What you will do:
Print the listing below exactly, leaving nothing out.

Material provided:
....

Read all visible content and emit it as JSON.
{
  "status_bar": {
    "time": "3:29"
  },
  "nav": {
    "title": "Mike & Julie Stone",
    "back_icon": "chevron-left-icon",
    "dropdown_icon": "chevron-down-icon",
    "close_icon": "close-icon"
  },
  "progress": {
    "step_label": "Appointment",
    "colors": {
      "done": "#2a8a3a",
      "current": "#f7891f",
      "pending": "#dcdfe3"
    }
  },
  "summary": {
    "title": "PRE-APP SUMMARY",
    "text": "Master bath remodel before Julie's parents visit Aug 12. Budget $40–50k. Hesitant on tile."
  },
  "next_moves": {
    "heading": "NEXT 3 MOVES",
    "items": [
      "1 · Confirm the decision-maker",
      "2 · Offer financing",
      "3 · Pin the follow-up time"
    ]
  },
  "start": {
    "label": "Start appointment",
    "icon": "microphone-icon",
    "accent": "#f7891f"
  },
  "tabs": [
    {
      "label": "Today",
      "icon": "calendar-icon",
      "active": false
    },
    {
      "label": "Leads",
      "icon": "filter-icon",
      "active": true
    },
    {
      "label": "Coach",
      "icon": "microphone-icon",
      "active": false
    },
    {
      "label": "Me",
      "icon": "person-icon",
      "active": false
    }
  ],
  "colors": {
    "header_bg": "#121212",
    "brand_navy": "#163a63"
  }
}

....

Answer box:
Read all visible content and emit it as JSON.
{
  "status_bar": {
    "time": "3:29"
  },
  "nav": {
    "title": "Mike & Julie Stone",
    "back_icon": "chevron-left-icon",
    "dropdown_icon": "chevron-down-icon",
    "close_icon": "close-icon"
  },
  "progress": {
    "step_label": "Appointment",
    "colors": {
      "done": "#2a8a3a",
      "current": "#f7891f",
      "pending": "#dcdfe3"
    }
  },
  "summary": {
    "title": "PRE-APP SUMMARY",
    "text": "Master bath remodel before Julie's parents visit Aug 12. Budget $40–50k. Hesitant on tile."
  },
  "next_moves": {
    "heading": "NEXT 3 MOVES",
    "items": [
      "1 · Confirm the decision-maker",
      "2 · Offer financing",
      "3 · Pin the follow-up time"
    ]
  },
  "start": {
    "label": "Start appointment",
    "icon": "microphone-icon",
    "accent": "#f7891f"
  },
  "tabs": [
    {
      "label": "Today",
      "icon": "calendar-icon",
      "active": false
    },
    {
      "label": "Leads",
      "icon": "filter-icon",
      "active": true
    },
    {
      "label": "Coach",
      "icon": "microphone-icon",
      "active": false
    },
    {
      "label": "Me",
      "icon": "person-icon",
      "active": false
    }
  ],
  "colors": {
    "header_bg": "#121212",
    "brand_navy": "#163a63"
  }
}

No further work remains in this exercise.